Startups often go through an early phase in which their offering is not aligned with market demand. “This is where many companies fail," Ajay explained. For a company to invest capital in creating a product and fail to have the desired market impact is a difficult situation for founders—many will panic and not know what to do.
Ajay recommended that companies persevere through to the next phase of their start-up growth. If a company can find their product-market fit and build the right product, it can set them up for great success in the long run.
Alignment is vital for your company and your customers
Throughout our conversation, Ajay emphasized the importance of alignment in all aspects of a company, including with customers, to ensure successful growth as a business. One of the most important things for growing companies, according to him, is to know and understand how they create value for their customers.
Determining this and ensuring that it aligns with your KPIs and goals throughout the business is a key factor as you scale. Ajay explained that understanding the value you offer your customers, allows you to better align your internal initiatives to ensure that you are consistently delivering the same value to your customers, if not surpassing it.
Think system-level, not point-level
Co-authoring the books Prediction Machines and, more recently, Power and Prediction has given Ajay a unique look into how companies are using AI and machine learning to improve their business. He’s found that many companies have been focusing on point solutions—singular predictions within the workflow—rather than broader, system-level changes that affect an entire system.
"Something that surprised me was how often opportunities for system-level change were left on the table.” Ajay told us. Rather than solving a problem at a single point, system-level solutions consider how entire systems could be redesigned to solve multiple problems simultaneously.
As companies grow, they may encounter unique opportunities to implement system-level AI change to improve their market. System-level solutions aren’t appropriate in every situation though, for example, if they would require too much capital or significantly change a company’s business model. In these cases, all efforts should be made to ensure point solutions have significant enough impact on the market to set a growing company apart.
Investing in trust can help resistance
Change management is something that businesses deal with every day and will continue to face as technology continues to advance in the coming years.

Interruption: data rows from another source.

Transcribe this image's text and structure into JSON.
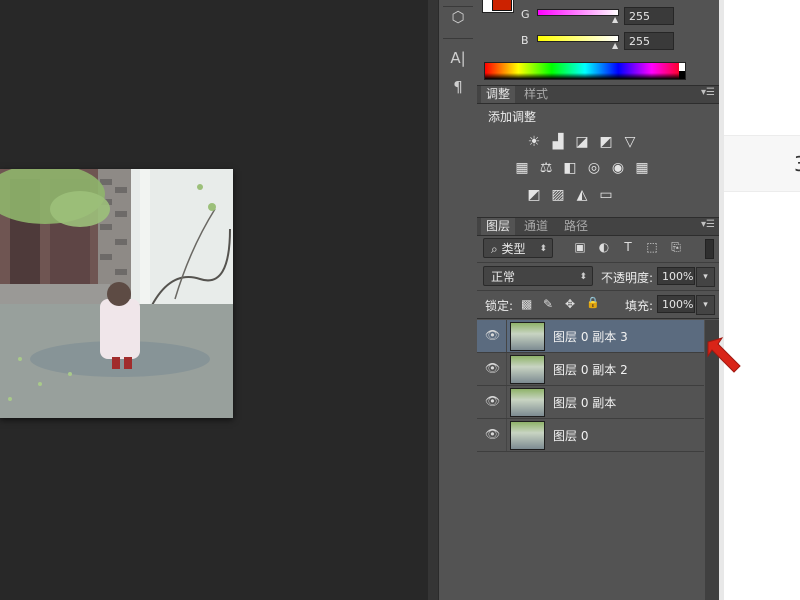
{
  "tools": {
    "icons": [
      "cube-icon",
      "character-icon",
      "paragraph-icon"
    ],
    "glyphs": [
      "⬡",
      "A|",
      "¶"
    ]
  },
  "color_panel": {
    "foreground_color": "#cc2200",
    "g_label": "G",
    "g_value": "255",
    "b_label": "B",
    "b_value": "255"
  },
  "adjustments_panel": {
    "tabs": [
      "调整",
      "样式"
    ],
    "title": "添加调整",
    "icon_rows": [
      [
        "brightness-icon",
        "levels-icon",
        "curves-icon",
        "exposure-icon",
        "vibrance-icon"
      ],
      [
        "hue-saturation-icon",
        "color-balance-icon",
        "black-white-icon",
        "photo-filter-icon",
        "channel-mixer-icon",
        "color-lookup-icon"
      ],
      [
        "invert-icon",
        "posterize-icon",
        "threshold-icon",
        "gradient-map-icon"
      ]
    ],
    "icon_glyphs": [
      [
        "☀",
        "▟",
        "◪",
        "◩",
        "▽"
      ],
      [
        "▦",
        "⚖",
        "◧",
        "◎",
        "◉",
        "▦"
      ],
      [
        "◩",
        "▨",
        "◭",
        "▭"
      ]
    ]
  },
  "layers_panel": {
    "tabs": [
      "图层",
      "通道",
      "路径"
    ],
    "filter_label": "类型",
    "filter_icons": [
      "image-filter-icon",
      "adjustment-filter-icon",
      "type-filter-icon",
      "shape-filter-icon",
      "smart-object-filter-icon"
    ],
    "filter_glyphs": [
      "▣",
      "◐",
      "T",
      "⬚",
      "⎘"
    ],
    "blend_mode": "正常",
    "opacity_label": "不透明度:",
    "opacity_value": "100%",
    "lock_label": "锁定:",
    "lock_glyphs": [
      "▩",
      "✎",
      "✥",
      "🔒"
    ],
    "fill_label": "填充:",
    "fill_value": "100%",
    "layers": [
      {
        "name": "图层 0 副本 3",
        "selected": true
      },
      {
        "name": "图层 0 副本 2",
        "selected": false
      },
      {
        "name": "图层 0 副本",
        "selected": false
      },
      {
        "name": "图层 0",
        "selected": false
      }
    ]
  },
  "right_panel": {
    "partial_text": "3"
  }
}
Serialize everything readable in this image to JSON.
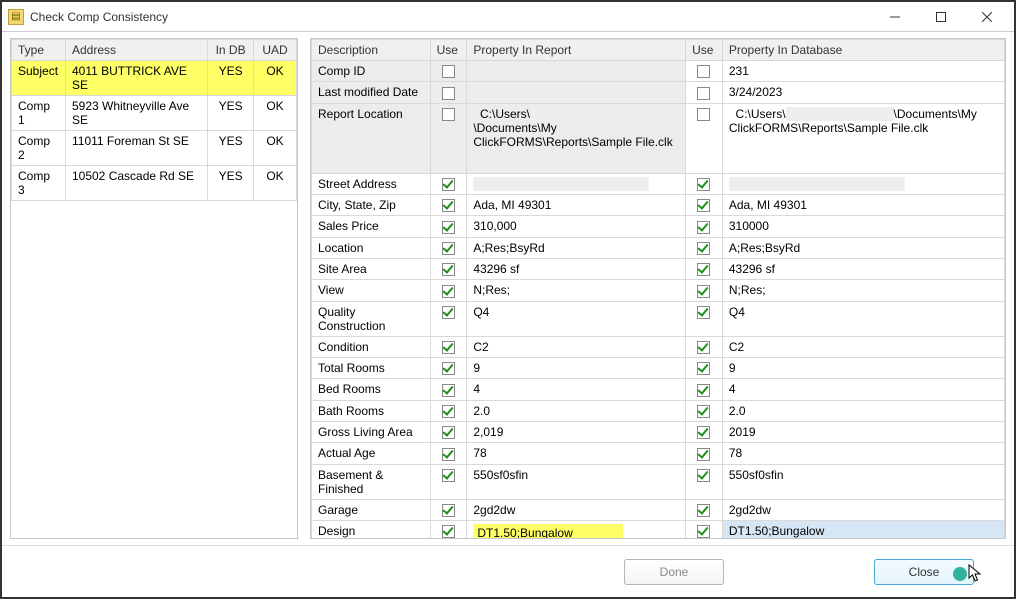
{
  "window": {
    "title": "Check Comp Consistency"
  },
  "leftTable": {
    "headers": {
      "type": "Type",
      "address": "Address",
      "indb": "In DB",
      "uad": "UAD"
    },
    "rows": [
      {
        "type": "Subject",
        "address": "4011 BUTTRICK AVE SE",
        "indb": "YES",
        "uad": "OK",
        "subject": true
      },
      {
        "type": "Comp 1",
        "address": "5923 Whitneyville Ave SE",
        "indb": "YES",
        "uad": "OK"
      },
      {
        "type": "Comp 2",
        "address": "11011 Foreman St SE",
        "indb": "YES",
        "uad": "OK"
      },
      {
        "type": "Comp 3",
        "address": "10502 Cascade Rd SE",
        "indb": "YES",
        "uad": "OK"
      }
    ]
  },
  "rightTable": {
    "headers": {
      "desc": "Description",
      "use1": "Use",
      "prop1": "Property In Report",
      "use2": "Use",
      "prop2": "Property In  Database"
    },
    "metaRows": [
      {
        "desc": "Comp ID",
        "use1": false,
        "prop1": "",
        "use2": false,
        "prop2": "231"
      },
      {
        "desc": "Last modified Date",
        "use1": false,
        "prop1": "",
        "use2": false,
        "prop2": "3/24/2023"
      },
      {
        "desc": "Report Location",
        "use1": false,
        "prop1_pre": "C:\\Users\\",
        "prop1_post": "\\Documents\\My ClickFORMS\\Reports\\Sample File.clk",
        "use2": false,
        "prop2_pre": "C:\\Users\\",
        "prop2_post": "\\Documents\\My ClickFORMS\\Reports\\Sample File.clk"
      }
    ],
    "rows": [
      {
        "desc": "Street Address",
        "prop1": "[redacted]",
        "prop2": "[redacted]",
        "redact": true
      },
      {
        "desc": "City, State, Zip",
        "prop1": "Ada, MI 49301",
        "prop2": "Ada, MI 49301"
      },
      {
        "desc": "Sales Price",
        "prop1": "310,000",
        "prop2": "310000"
      },
      {
        "desc": "Location",
        "prop1": "A;Res;BsyRd",
        "prop2": "A;Res;BsyRd"
      },
      {
        "desc": "Site Area",
        "prop1": "43296 sf",
        "prop2": "43296 sf"
      },
      {
        "desc": "View",
        "prop1": "N;Res;",
        "prop2": "N;Res;"
      },
      {
        "desc": "Quality Construction",
        "prop1": "Q4",
        "prop2": "Q4"
      },
      {
        "desc": "Condition",
        "prop1": "C2",
        "prop2": "C2"
      },
      {
        "desc": "Total Rooms",
        "prop1": "9",
        "prop2": "9"
      },
      {
        "desc": "Bed Rooms",
        "prop1": "4",
        "prop2": "4"
      },
      {
        "desc": "Bath Rooms",
        "prop1": "2.0",
        "prop2": "2.0"
      },
      {
        "desc": "Gross Living Area",
        "prop1": "2,019",
        "prop2": "2019"
      },
      {
        "desc": "Actual Age",
        "prop1": "78",
        "prop2": "78"
      },
      {
        "desc": "Basement & Finished",
        "prop1": "550sf0sfin",
        "prop2": "550sf0sfin"
      },
      {
        "desc": "Garage",
        "prop1": "2gd2dw",
        "prop2": "2gd2dw"
      },
      {
        "desc": "Design",
        "prop1": "DT1.50;Bungalow",
        "prop2": "DT1.50;Bungalow",
        "hl1": true,
        "hl2": true
      }
    ]
  },
  "buttons": {
    "done": "Done",
    "close": "Close"
  }
}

Ajay believes that change management is also one of the hardest things for a scaling business, as trying to implement change with external clients can cause difficulties that can trickle into different aspects of the company.
"A key issue with many CDL start-ups is that they develop a product that begins really well. They go to sell or implement it, and there's resistance," he shared.
After seeing this happening with multiple CDL start-ups, Ajay realized that, rather than a technology problem or an economic problem, these companies were struggling with change management.
"I started having meetings with a large consulting firm that does change management really well and learned that one thing they do is invest in relationships at the C-suite level of very large companies.” he recalled. “Their firm had built up trust with C-suite/Leadership teams, rather than coming in and telling them what they need to change without first establishing a relationship."
Ajay advised that investing in relationships can be a huge benefit to scaling companies, as senior leadership will be more receptive to an upcoming company's proposals when they already know the company compared to when an unknown company comes to them with the same proposal. Building trust is essential when trying to sell or implement a product that involves change management. Investing in this trust can only benefit scaling companies in the long run.
Working at a startup constantly presents new challenges. Scaling up successfully is incredibly difficult, which is why I appreciate hearing from industry leaders like Ajay. I’m grateful he made the time to share his experiences with us.